Quarterback Drew Brees is heavily involved in the restaurant business. He's a franchise owner or business partner of several Jimmy John's sandwich shops, Walk-On's sports bars and the Waitr food-delivery app, and he even moonlighted as a Waitr delivery guy for a promotion in May. He's also getting involved with Surge Trampoline Park among other endeavors this offseason. He also took on his most ambitious project yet last year when he and longtime friend and business partner, Chris Stuart, started Football 'N' America -- a flag football league that they hope will spread nationwide. The father of four also serves as a coach for multiple teams. -- Mike Triplett


Pro Bowl linebacker Terrell Suggs definitely has some Hollywood in him. Suggs has acted in the HBO Series "Ballers" with Dwayne "The Rock" Johnson and has a production company named "Team Sizzle Worldwide." One of his films, "When Beautiful People Do Ugly Things," was shown at the Cannes Film Festival in 2011. Suggs even has an IMDB page as an actor, producer and writer. -- Jamison Hensley


Veteran cornerback Dre Kirkpatrick runs a record label called Supa Team Muzik. Kirkpatrick started the label last year with one artist, J-Ova, whom Kirkpatrick has known since he played football at Alabama, but other rappers have cycled through since then. Kirkpatrick is very passionate about music and has said he would have pursued a career in the music industry if football hadn't worked out. -- Katherine Terrell

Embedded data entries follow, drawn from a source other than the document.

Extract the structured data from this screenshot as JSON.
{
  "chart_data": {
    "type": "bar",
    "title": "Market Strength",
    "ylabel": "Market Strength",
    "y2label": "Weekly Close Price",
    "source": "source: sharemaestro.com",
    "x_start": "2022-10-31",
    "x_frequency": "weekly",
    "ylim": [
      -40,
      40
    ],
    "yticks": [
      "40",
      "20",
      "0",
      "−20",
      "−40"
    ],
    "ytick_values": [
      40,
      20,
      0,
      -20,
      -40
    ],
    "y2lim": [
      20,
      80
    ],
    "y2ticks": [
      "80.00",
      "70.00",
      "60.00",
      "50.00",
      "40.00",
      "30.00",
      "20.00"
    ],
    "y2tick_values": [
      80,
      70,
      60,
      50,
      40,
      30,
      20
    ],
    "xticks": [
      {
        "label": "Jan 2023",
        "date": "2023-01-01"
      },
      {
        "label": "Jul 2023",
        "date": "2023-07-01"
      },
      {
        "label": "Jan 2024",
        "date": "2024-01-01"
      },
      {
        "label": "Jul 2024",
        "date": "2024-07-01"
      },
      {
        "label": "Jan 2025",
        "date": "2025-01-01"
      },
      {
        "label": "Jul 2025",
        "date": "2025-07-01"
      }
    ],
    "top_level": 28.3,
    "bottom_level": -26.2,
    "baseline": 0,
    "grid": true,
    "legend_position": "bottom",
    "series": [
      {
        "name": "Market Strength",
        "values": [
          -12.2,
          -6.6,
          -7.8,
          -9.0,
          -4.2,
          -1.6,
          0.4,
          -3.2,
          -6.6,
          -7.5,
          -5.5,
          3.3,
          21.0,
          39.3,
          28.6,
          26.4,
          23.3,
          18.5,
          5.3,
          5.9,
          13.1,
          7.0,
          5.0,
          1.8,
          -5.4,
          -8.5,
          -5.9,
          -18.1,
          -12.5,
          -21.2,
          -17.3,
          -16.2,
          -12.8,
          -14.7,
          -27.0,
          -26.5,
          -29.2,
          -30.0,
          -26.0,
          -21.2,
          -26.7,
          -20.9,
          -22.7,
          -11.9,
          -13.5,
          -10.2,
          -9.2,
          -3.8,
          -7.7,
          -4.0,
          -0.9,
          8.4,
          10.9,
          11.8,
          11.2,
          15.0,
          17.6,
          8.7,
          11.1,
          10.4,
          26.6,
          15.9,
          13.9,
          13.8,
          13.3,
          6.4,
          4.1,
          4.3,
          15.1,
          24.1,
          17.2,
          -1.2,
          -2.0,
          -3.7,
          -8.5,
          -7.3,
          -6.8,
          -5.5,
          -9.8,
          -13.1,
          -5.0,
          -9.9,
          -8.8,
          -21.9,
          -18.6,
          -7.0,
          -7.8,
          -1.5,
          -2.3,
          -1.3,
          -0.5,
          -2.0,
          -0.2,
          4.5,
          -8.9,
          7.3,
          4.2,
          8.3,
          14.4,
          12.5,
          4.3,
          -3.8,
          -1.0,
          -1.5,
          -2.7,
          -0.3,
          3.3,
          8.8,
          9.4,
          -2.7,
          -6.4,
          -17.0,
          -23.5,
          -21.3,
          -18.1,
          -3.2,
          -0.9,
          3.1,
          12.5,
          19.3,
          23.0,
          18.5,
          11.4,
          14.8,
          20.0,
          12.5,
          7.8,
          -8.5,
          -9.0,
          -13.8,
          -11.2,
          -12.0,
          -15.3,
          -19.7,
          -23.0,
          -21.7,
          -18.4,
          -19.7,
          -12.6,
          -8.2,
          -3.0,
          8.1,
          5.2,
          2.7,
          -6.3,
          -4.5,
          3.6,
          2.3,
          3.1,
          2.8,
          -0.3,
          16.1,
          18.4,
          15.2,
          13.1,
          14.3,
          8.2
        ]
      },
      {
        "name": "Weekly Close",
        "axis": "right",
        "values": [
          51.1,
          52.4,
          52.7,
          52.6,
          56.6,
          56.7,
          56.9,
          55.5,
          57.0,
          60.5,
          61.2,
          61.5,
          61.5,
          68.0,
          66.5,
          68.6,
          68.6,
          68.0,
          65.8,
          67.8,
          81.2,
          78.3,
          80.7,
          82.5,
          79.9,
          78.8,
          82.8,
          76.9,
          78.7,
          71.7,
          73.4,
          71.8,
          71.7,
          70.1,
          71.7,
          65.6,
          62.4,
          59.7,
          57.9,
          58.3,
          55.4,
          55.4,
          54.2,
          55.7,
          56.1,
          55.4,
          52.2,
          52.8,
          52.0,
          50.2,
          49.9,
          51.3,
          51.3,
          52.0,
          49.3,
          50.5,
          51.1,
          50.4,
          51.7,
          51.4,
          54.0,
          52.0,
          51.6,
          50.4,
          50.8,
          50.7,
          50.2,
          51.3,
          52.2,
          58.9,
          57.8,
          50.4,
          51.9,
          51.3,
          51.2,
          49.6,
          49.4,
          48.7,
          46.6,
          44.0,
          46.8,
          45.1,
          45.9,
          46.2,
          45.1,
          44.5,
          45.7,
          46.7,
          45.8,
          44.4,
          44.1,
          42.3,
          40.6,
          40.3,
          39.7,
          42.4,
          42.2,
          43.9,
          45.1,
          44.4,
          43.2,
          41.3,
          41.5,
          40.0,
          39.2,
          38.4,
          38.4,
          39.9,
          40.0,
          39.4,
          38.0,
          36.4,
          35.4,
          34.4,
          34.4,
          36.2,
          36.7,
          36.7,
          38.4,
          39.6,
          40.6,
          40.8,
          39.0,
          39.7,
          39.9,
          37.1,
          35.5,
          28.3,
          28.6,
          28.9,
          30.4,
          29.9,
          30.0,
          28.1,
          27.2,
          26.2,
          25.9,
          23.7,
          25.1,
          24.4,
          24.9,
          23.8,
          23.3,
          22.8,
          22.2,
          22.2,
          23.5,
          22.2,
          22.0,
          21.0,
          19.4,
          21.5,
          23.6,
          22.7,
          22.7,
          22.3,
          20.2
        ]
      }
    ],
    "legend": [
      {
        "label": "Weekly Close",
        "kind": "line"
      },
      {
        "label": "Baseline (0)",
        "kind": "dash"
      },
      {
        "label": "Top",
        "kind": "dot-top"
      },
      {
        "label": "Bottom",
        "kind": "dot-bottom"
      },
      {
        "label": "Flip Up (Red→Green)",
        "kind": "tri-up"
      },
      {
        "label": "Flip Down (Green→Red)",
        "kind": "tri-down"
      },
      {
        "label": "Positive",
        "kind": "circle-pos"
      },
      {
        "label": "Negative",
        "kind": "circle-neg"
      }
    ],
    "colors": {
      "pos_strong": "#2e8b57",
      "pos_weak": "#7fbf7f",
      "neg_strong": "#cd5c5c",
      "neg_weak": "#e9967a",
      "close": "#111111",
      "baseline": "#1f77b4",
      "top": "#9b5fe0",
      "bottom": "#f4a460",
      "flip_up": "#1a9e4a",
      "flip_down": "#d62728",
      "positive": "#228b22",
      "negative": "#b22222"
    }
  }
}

Center Ryan Kalil owns a production company in the Los Angeles area called Mortal Media that he launched with NBA star Blake Griffin. Their first project was a sequel to the 1991 Disney movie "The Rocketeer.'' They also are working on a remake of the 1992 hit "White Men Can't Jump." In 2016 he served as an executive producer along with Dwayne "The Rock" Johnson to produce the Sony Pictures film "Son of Shaolin.'' He's pretty good at spontaneous in-house iPhone productions, as well. His spoof of Cam Newton's birthday video with his offensive linemen -- as well as tight end Greg Olsen and linebacker Luke Kuechly -- was epic. Read more. -- David Newton